### Problem description:
The entries below are to be given back exactly, with images excluded.

(Data records for software interfaces)
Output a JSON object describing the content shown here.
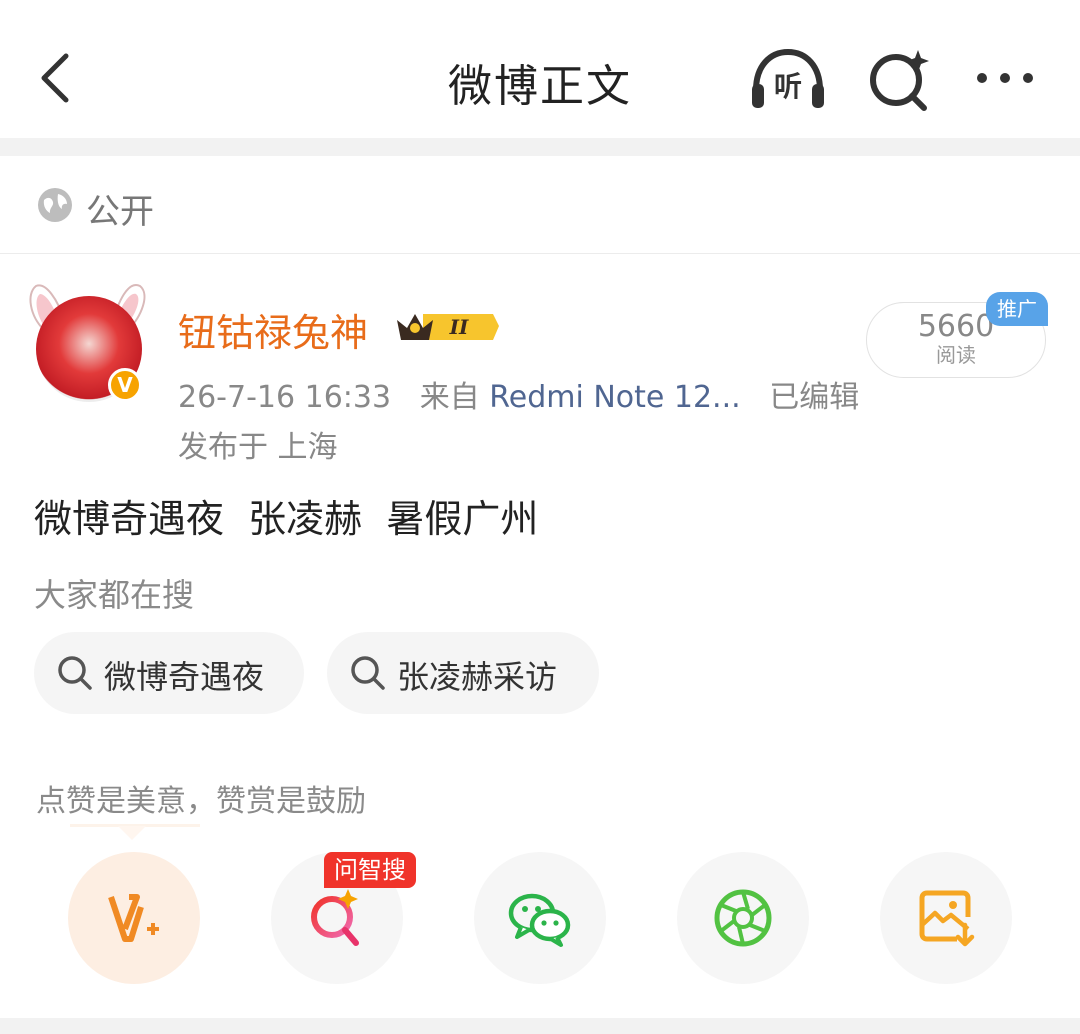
{
  "header": {
    "title": "微博正文",
    "listen_icon_text": "听",
    "icons": [
      "back-icon",
      "listen-icon",
      "ai-search-icon",
      "more-icon"
    ]
  },
  "visibility": {
    "label": "公开"
  },
  "author": {
    "name": "钮钴禄兔神",
    "level_badge": "II",
    "verified_mark": "V"
  },
  "post_meta": {
    "time": "26-7-16 16:33",
    "from_label": "来自",
    "device": "Redmi Note 12...",
    "edited": "已编辑",
    "location": "发布于 上海"
  },
  "read_stats": {
    "count": "5660",
    "label": "阅读",
    "promo": "推广"
  },
  "post": {
    "text": "微博奇遇夜  张凌赫  暑假广州"
  },
  "related_search": {
    "label": "大家都在搜",
    "chips": [
      {
        "text": "微博奇遇夜"
      },
      {
        "text": "张凌赫采访"
      }
    ]
  },
  "actions": {
    "encourage_text": "点赞是美意，赞赏是鼓励",
    "ai_badge": "问智搜",
    "items": [
      "reward-icon",
      "ai-search-icon",
      "wechat-icon",
      "moments-icon",
      "save-image-icon"
    ]
  },
  "colors": {
    "author_name": "#e86c1a",
    "device_link": "#506691",
    "promo_tag": "#58a3e8",
    "ai_badge": "#f0332a",
    "wechat": "#2bb44a",
    "save_image": "#f5a623"
  }
}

### Answer below:
Output a JSON object describing the content shown here.
{
  "header": {
    "title": "微博正文",
    "listen_icon_text": "听",
    "icons": [
      "back-icon",
      "listen-icon",
      "ai-search-icon",
      "more-icon"
    ]
  },
  "visibility": {
    "label": "公开"
  },
  "author": {
    "name": "钮钴禄兔神",
    "level_badge": "II",
    "verified_mark": "V"
  },
  "post_meta": {
    "time": "26-7-16 16:33",
    "from_label": "来自",
    "device": "Redmi Note 12...",
    "edited": "已编辑",
    "location": "发布于 上海"
  },
  "read_stats": {
    "count": "5660",
    "label": "阅读",
    "promo": "推广"
  },
  "post": {
    "text": "微博奇遇夜  张凌赫  暑假广州"
  },
  "related_search": {
    "label": "大家都在搜",
    "chips": [
      {
        "text": "微博奇遇夜"
      },
      {
        "text": "张凌赫采访"
      }
    ]
  },
  "actions": {
    "encourage_text": "点赞是美意，赞赏是鼓励",
    "ai_badge": "问智搜",
    "items": [
      "reward-icon",
      "ai-search-icon",
      "wechat-icon",
      "moments-icon",
      "save-image-icon"
    ]
  },
  "colors": {
    "author_name": "#e86c1a",
    "device_link": "#506691",
    "promo_tag": "#58a3e8",
    "ai_badge": "#f0332a",
    "wechat": "#2bb44a",
    "save_image": "#f5a623"
  }
}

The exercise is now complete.